### Excerpts from an interface dataset
==============================

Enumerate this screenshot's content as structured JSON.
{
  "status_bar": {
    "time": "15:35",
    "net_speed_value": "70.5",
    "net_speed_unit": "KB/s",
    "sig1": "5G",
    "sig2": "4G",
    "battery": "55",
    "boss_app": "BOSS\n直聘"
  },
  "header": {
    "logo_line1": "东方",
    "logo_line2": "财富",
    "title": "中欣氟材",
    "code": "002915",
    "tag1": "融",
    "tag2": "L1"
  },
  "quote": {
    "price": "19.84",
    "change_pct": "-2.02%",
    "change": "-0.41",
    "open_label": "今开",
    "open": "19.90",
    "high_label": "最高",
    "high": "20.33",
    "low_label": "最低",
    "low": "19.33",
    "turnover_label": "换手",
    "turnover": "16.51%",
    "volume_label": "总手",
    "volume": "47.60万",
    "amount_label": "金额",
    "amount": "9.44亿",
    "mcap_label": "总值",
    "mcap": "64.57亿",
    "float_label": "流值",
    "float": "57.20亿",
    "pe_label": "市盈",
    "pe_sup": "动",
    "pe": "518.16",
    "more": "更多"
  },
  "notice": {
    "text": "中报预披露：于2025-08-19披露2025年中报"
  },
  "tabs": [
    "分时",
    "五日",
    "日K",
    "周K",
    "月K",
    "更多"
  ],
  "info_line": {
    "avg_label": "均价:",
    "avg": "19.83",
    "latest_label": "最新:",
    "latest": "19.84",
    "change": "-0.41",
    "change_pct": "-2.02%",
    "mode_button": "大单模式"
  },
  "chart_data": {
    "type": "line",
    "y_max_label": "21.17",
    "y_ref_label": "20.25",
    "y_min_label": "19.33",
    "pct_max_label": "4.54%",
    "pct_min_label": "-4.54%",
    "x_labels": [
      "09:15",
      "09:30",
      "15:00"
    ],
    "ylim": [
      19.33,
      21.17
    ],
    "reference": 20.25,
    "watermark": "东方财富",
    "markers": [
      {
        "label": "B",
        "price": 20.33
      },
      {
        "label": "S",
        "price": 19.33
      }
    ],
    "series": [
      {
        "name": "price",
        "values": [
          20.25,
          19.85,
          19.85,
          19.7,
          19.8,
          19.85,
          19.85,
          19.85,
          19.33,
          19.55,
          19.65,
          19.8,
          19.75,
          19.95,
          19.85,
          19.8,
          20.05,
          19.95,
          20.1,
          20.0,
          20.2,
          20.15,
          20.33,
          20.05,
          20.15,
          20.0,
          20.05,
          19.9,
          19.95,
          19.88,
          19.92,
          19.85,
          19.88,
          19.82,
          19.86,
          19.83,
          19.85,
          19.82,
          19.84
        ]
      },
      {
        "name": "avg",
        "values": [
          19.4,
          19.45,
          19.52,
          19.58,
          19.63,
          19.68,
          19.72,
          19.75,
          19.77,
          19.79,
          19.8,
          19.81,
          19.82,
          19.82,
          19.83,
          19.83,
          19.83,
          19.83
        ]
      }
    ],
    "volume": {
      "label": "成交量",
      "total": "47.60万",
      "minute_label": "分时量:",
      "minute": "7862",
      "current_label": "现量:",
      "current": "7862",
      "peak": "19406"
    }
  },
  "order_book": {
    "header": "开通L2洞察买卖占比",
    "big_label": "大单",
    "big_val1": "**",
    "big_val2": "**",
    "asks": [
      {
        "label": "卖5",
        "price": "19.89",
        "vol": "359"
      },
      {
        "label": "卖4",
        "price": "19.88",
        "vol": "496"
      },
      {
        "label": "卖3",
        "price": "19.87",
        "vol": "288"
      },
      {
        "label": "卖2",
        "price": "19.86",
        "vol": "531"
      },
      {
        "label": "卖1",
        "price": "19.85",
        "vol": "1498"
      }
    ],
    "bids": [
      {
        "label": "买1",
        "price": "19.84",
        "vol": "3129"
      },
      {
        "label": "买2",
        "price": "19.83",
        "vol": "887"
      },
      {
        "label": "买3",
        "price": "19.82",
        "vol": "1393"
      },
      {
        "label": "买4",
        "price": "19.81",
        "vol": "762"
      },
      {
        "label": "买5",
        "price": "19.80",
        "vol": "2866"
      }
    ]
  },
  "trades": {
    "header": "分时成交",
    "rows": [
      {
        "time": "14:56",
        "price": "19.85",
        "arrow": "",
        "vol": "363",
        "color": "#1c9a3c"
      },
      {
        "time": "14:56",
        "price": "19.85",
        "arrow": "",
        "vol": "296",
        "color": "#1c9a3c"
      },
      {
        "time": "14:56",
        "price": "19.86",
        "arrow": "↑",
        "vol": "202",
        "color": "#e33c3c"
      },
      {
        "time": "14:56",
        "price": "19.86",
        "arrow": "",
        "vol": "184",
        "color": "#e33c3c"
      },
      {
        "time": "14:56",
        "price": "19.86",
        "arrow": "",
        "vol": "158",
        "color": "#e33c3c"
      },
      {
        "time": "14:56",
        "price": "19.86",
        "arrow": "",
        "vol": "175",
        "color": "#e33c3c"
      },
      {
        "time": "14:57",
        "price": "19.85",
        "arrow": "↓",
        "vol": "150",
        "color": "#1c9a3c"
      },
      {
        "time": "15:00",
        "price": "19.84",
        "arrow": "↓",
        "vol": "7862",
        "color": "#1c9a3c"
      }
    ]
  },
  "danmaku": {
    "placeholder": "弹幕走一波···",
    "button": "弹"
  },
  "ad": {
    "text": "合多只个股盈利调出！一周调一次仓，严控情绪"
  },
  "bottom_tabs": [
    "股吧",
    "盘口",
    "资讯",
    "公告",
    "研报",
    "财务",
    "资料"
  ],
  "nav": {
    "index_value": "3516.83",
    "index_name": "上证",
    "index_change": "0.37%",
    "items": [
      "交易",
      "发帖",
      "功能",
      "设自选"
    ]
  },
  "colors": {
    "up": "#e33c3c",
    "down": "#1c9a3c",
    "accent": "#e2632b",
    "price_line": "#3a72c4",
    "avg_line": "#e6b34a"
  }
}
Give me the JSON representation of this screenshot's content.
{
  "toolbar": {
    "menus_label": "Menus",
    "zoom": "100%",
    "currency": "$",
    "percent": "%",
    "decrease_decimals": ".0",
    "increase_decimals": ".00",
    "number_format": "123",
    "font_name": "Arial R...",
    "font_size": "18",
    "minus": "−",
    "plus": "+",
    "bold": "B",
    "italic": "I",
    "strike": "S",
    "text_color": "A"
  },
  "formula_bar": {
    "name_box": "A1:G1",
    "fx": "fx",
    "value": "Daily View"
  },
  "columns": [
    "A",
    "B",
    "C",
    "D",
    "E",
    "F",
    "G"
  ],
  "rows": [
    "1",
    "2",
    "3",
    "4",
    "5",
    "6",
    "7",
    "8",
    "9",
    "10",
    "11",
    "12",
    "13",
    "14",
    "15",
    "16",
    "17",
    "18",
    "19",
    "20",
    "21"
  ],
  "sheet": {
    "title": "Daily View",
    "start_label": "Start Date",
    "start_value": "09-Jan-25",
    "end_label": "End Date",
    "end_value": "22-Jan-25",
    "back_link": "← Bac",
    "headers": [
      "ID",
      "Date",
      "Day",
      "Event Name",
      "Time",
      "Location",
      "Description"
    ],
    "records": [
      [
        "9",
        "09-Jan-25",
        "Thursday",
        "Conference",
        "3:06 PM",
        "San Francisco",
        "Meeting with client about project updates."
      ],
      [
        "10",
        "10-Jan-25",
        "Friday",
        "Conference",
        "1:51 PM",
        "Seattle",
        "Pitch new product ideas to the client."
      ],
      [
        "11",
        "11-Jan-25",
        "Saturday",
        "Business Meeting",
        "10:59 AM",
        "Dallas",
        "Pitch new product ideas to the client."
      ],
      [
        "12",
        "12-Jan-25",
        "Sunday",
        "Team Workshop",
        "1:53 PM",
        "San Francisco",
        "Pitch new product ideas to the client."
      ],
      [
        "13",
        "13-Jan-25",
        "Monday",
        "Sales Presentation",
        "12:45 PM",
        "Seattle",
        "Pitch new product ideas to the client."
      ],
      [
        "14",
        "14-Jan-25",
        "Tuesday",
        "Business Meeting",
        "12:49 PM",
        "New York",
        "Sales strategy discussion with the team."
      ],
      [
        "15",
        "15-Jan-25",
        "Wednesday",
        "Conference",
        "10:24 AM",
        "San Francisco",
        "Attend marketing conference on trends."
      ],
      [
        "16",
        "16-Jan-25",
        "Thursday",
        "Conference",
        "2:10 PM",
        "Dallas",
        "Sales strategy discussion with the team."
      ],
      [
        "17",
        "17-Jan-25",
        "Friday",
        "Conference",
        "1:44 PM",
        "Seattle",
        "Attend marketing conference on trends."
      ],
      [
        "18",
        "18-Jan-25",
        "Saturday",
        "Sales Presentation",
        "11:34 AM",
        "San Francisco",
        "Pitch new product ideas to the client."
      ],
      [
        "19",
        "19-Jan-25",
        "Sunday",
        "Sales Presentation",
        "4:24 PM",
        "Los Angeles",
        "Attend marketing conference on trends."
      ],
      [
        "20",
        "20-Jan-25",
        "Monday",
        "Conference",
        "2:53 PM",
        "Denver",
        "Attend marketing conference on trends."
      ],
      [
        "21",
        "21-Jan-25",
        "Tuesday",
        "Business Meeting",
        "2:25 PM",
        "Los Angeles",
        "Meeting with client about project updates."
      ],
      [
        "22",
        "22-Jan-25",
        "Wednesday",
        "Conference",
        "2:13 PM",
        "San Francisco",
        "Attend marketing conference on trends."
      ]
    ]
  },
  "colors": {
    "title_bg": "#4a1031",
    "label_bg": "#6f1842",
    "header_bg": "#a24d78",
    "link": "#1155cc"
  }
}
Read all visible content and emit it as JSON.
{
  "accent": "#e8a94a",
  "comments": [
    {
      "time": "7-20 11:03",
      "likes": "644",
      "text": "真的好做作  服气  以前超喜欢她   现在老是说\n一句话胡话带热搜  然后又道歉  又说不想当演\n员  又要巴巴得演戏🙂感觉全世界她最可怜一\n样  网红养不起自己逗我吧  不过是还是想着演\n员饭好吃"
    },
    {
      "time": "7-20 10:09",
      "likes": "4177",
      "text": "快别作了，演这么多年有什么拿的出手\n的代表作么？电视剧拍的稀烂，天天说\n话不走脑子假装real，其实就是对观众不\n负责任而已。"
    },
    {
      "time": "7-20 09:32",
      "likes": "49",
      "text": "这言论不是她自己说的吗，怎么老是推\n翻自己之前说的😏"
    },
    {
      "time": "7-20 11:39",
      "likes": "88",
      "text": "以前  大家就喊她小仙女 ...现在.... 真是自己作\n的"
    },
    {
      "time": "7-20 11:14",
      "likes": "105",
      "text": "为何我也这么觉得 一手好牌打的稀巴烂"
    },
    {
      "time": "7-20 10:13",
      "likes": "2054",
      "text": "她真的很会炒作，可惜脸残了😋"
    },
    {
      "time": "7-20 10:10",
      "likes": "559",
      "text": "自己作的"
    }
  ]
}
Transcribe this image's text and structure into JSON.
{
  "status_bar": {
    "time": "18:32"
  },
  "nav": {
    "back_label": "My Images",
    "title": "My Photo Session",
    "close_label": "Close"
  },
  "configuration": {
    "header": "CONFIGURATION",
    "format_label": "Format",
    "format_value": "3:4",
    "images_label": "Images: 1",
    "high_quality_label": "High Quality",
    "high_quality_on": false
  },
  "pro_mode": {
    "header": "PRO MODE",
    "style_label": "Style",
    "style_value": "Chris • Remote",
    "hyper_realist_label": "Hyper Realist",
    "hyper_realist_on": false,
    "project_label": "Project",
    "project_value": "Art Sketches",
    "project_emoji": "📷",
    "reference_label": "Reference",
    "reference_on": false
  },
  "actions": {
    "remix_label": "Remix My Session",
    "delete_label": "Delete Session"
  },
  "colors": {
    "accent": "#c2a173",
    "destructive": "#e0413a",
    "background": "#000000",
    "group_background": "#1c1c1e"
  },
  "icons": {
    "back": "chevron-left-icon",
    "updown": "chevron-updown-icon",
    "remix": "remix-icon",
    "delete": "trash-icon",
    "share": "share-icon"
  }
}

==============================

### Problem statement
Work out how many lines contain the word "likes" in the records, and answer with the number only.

### Result
7